> _INSTRUCTIONS TO FOLLOW_:
Please copy every line from the records below that contains the string "Tareas".

> _Dataset excerpts_:
=== Begin Enclosure ===

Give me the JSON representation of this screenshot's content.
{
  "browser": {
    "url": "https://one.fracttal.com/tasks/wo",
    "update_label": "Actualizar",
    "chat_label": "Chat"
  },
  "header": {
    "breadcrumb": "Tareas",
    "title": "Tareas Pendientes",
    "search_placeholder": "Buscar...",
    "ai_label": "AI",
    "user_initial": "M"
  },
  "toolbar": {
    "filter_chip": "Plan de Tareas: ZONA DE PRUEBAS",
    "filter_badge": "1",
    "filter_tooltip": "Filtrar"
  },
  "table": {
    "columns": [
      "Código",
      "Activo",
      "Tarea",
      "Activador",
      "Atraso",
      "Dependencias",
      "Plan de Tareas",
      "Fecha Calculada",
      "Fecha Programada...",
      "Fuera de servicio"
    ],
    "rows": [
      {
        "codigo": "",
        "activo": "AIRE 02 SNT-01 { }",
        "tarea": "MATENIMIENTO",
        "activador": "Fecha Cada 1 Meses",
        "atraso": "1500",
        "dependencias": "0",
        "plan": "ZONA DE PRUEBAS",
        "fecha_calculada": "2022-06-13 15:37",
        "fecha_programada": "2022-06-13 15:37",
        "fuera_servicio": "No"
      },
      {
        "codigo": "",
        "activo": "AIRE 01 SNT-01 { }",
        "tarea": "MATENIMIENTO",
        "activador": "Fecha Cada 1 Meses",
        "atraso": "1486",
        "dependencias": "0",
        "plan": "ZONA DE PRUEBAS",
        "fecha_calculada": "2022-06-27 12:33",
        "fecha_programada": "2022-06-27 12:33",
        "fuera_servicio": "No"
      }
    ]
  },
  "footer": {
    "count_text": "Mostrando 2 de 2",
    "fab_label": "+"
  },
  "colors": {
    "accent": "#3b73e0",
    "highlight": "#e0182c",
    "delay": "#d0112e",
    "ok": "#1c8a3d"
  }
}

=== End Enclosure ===

> _EXERCISE SOLUTION_:
    "breadcrumb": "Tareas",
    "title": "Tareas Pendientes",
    "filter_chip": "Plan de Tareas: ZONA DE PRUEBAS",
      "Plan de Tareas",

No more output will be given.